* TASK DESCRIPTION:
Look through the entries that follow and count the lines with the word "ferret". The reply is that number alone.
[SOURCE INFORMATION Boundary: Start]
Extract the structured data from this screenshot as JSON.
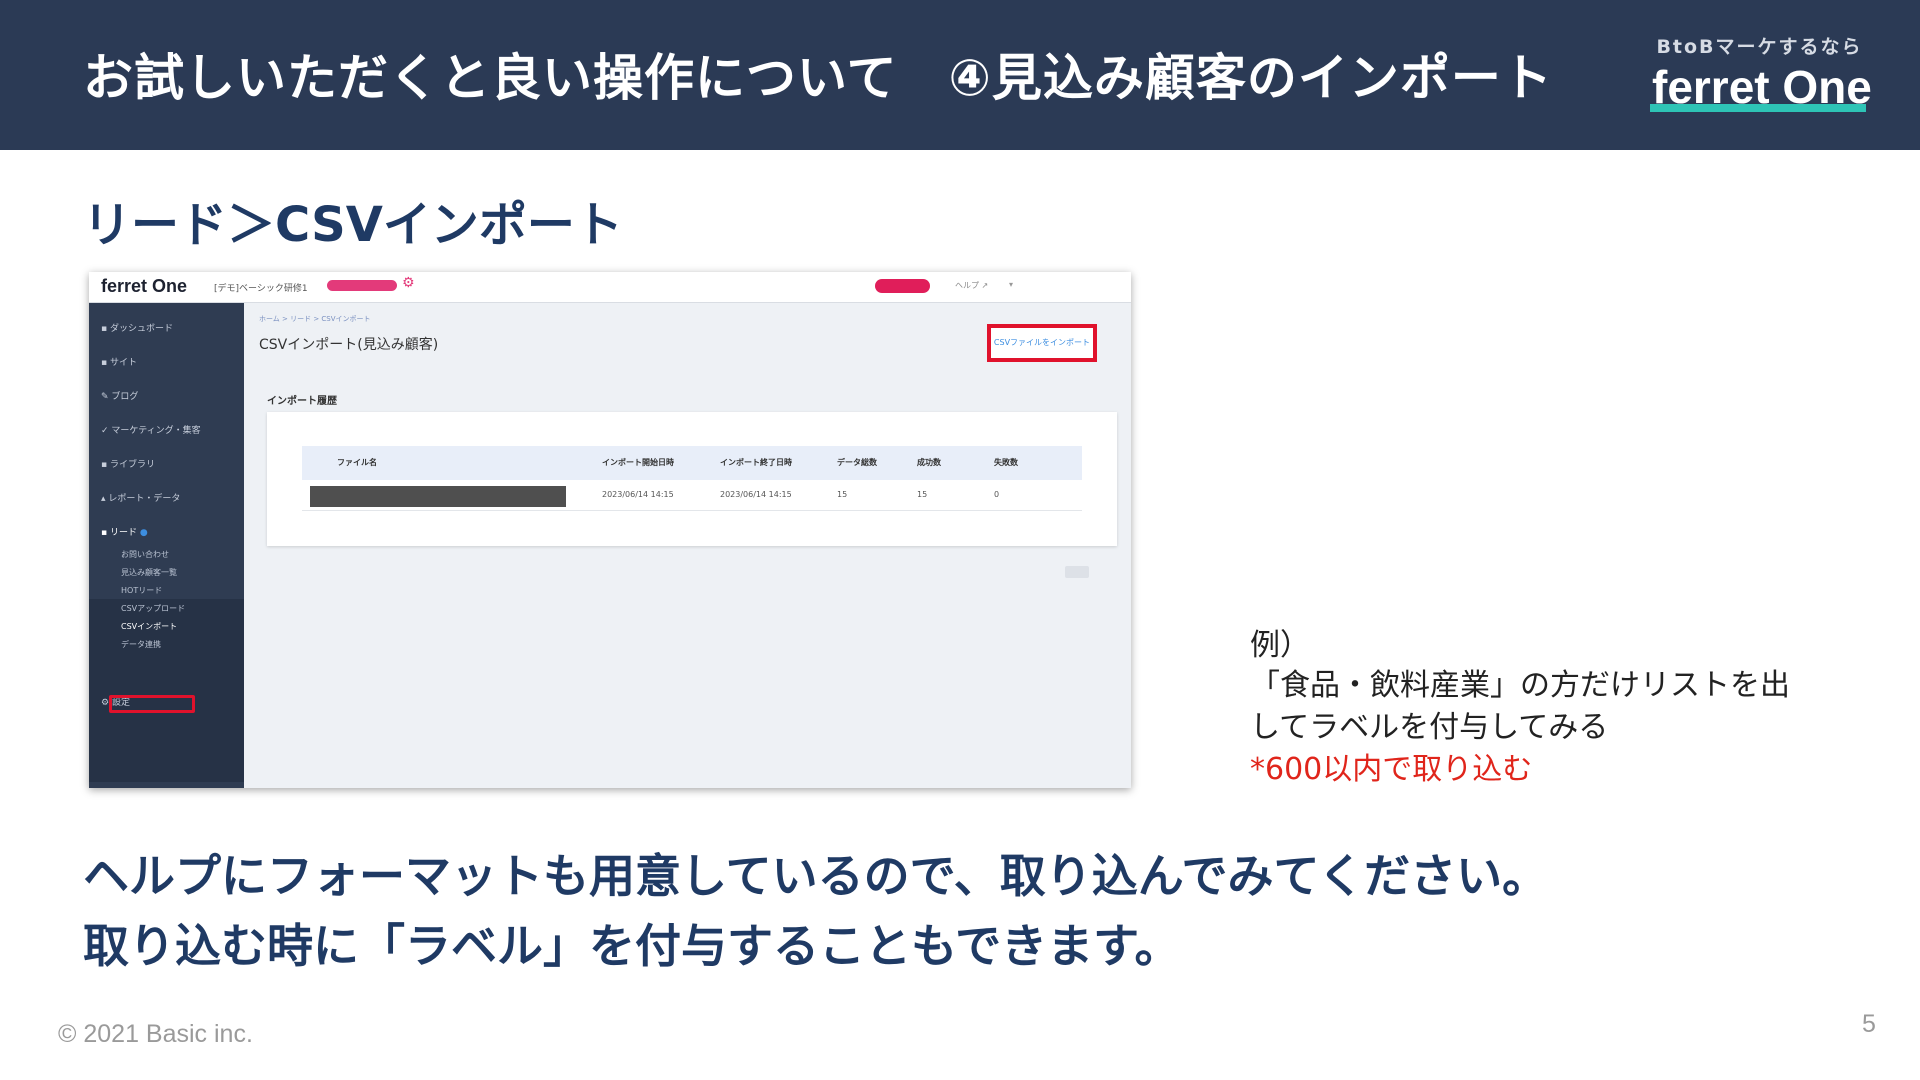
{
  "header": {
    "title": "お試しいただくと良い操作について　④見込み顧客のインポート",
    "logo_tagline": "BtoBマーケするなら",
    "logo_name": "ferret One",
    "colors": {
      "background": "#2b3a55",
      "logo_bar": "#2ec4b6"
    }
  },
  "section_title": "リード＞CSVインポート",
  "app": {
    "logo": "ferret One",
    "site_name": "[デモ]ベーシック研修1",
    "plan_badge_color": "#e33a7a",
    "sidebar": [
      "ダッシュボード",
      "サイト",
      "ブログ",
      "マーケティング・集客",
      "ライブラリ",
      "レポート・データ",
      "リード",
      "設定"
    ],
    "lead_submenu": [
      "お問い合わせ",
      "見込み顧客一覧",
      "HOTリード",
      "CSVアップロード",
      "CSVインポート",
      "データ連携"
    ],
    "breadcrumb": "ホーム > リード > CSVインポート",
    "page_title": "CSVインポート(見込み顧客)",
    "import_button": "CSVファイルをインポート",
    "history_label": "インポート履歴",
    "table": {
      "headers": [
        "ファイル名",
        "インポート開始日時",
        "インポート終了日時",
        "データ総数",
        "成功数",
        "失敗数"
      ],
      "rows": [
        [
          "",
          "2023/06/14 14:15",
          "2023/06/14 14:15",
          "15",
          "15",
          "0"
        ]
      ]
    },
    "highlight_color": "#e0122c"
  },
  "example": {
    "label": "例）",
    "line1": "「食品・飲料産業」の方だけリストを出",
    "line2": "してラベルを付与してみる",
    "note": "*600以内で取り込む",
    "note_color": "#e0251b"
  },
  "message": {
    "line1": "ヘルプにフォーマットも用意しているので、取り込んでみてください。",
    "line2": "取り込む時に「ラベル」を付与することもできます。"
  },
  "footer": {
    "copyright": "© 2021 Basic inc.",
    "page_number": "5"
  }
}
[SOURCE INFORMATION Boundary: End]
* RESULT FOR THIS TASK:
2